===== Exercise inputs =====

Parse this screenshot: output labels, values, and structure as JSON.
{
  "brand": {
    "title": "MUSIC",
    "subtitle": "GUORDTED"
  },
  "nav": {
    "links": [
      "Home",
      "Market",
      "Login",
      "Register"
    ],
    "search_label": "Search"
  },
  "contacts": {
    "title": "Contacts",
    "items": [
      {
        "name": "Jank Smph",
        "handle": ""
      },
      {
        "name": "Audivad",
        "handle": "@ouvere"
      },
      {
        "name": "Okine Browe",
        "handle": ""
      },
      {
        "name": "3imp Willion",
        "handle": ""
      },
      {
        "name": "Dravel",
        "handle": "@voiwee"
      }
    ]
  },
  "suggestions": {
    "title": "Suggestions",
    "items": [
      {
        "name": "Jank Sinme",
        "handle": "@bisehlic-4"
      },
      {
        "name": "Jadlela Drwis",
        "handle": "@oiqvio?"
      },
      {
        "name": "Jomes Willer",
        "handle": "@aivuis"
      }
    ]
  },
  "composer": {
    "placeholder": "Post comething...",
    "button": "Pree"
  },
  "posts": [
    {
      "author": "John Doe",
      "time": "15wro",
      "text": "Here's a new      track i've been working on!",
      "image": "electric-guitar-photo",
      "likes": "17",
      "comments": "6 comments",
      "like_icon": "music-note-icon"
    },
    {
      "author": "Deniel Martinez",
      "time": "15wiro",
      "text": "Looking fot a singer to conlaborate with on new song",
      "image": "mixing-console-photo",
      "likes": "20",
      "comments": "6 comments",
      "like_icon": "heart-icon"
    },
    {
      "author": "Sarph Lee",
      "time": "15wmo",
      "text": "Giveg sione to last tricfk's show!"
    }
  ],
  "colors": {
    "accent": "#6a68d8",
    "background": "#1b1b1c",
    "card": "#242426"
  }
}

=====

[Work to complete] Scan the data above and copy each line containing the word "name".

[Exercise response]
        "name": "Jank Smph",
        "name": "Audivad",
        "name": "Okine Browe",
        "name": "3imp Willion",
        "name": "Dravel",
        "name": "Jank Sinme",
        "name": "Jadlela Drwis",
        "name": "Jomes Willer",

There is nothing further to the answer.